> Task statement:
Copy the records below without altering a single word.

> Provided records:
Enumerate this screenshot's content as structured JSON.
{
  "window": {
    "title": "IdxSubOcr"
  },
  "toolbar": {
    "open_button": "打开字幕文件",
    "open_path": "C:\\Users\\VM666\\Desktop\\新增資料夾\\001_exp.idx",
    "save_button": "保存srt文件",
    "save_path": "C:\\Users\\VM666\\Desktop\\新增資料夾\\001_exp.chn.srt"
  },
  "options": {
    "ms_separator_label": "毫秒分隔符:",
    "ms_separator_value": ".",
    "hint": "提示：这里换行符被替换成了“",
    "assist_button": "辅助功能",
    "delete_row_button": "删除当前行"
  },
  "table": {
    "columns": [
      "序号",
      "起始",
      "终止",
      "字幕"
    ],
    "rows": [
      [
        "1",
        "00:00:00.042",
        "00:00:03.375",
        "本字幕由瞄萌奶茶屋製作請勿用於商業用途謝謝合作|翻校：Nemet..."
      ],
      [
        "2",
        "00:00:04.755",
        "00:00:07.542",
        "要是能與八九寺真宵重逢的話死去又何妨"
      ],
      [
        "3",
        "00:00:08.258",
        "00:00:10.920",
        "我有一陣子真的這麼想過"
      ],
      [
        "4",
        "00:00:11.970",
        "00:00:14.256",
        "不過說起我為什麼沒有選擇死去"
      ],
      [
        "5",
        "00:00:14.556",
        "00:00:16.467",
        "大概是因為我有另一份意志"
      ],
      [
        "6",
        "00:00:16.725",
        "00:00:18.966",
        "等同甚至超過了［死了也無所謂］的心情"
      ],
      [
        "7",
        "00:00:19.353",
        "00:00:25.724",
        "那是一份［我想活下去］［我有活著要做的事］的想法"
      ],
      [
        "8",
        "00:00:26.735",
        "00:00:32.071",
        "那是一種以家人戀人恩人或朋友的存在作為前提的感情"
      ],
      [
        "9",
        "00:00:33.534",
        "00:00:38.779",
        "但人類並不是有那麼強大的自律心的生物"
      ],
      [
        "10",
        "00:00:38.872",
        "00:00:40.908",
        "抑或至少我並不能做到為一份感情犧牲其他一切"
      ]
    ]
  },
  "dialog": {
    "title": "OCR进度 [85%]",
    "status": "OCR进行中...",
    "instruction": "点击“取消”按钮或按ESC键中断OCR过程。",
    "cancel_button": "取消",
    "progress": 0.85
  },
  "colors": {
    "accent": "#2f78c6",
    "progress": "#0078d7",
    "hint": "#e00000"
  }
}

> Solution below:
Enumerate this screenshot's content as structured JSON.
{
  "window": {
    "title": "IdxSubOcr"
  },
  "toolbar": {
    "open_button": "打开字幕文件",
    "open_path": "C:\\Users\\VM666\\Desktop\\新增資料夾\\001_exp.idx",
    "save_button": "保存srt文件",
    "save_path": "C:\\Users\\VM666\\Desktop\\新增資料夾\\001_exp.chn.srt"
  },
  "options": {
    "ms_separator_label": "毫秒分隔符:",
    "ms_separator_value": ".",
    "hint": "提示：这里换行符被替换成了“",
    "assist_button": "辅助功能",
    "delete_row_button": "删除当前行"
  },
  "table": {
    "columns": [
      "序号",
      "起始",
      "终止",
      "字幕"
    ],
    "rows": [
      [
        "1",
        "00:00:00.042",
        "00:00:03.375",
        "本字幕由瞄萌奶茶屋製作請勿用於商業用途謝謝合作|翻校：Nemet..."
      ],
      [
        "2",
        "00:00:04.755",
        "00:00:07.542",
        "要是能與八九寺真宵重逢的話死去又何妨"
      ],
      [
        "3",
        "00:00:08.258",
        "00:00:10.920",
        "我有一陣子真的這麼想過"
      ],
      [
        "4",
        "00:00:11.970",
        "00:00:14.256",
        "不過說起我為什麼沒有選擇死去"
      ],
      [
        "5",
        "00:00:14.556",
        "00:00:16.467",
        "大概是因為我有另一份意志"
      ],
      [
        "6",
        "00:00:16.725",
        "00:00:18.966",
        "等同甚至超過了［死了也無所謂］的心情"
      ],
      [
        "7",
        "00:00:19.353",
        "00:00:25.724",
        "那是一份［我想活下去］［我有活著要做的事］的想法"
      ],
      [
        "8",
        "00:00:26.735",
        "00:00:32.071",
        "那是一種以家人戀人恩人或朋友的存在作為前提的感情"
      ],
      [
        "9",
        "00:00:33.534",
        "00:00:38.779",
        "但人類並不是有那麼強大的自律心的生物"
      ],
      [
        "10",
        "00:00:38.872",
        "00:00:40.908",
        "抑或至少我並不能做到為一份感情犧牲其他一切"
      ]
    ]
  },
  "dialog": {
    "title": "OCR进度 [85%]",
    "status": "OCR进行中...",
    "instruction": "点击“取消”按钮或按ESC键中断OCR过程。",
    "cancel_button": "取消",
    "progress": 0.85
  },
  "colors": {
    "accent": "#2f78c6",
    "progress": "#0078d7",
    "hint": "#e00000"
  }
}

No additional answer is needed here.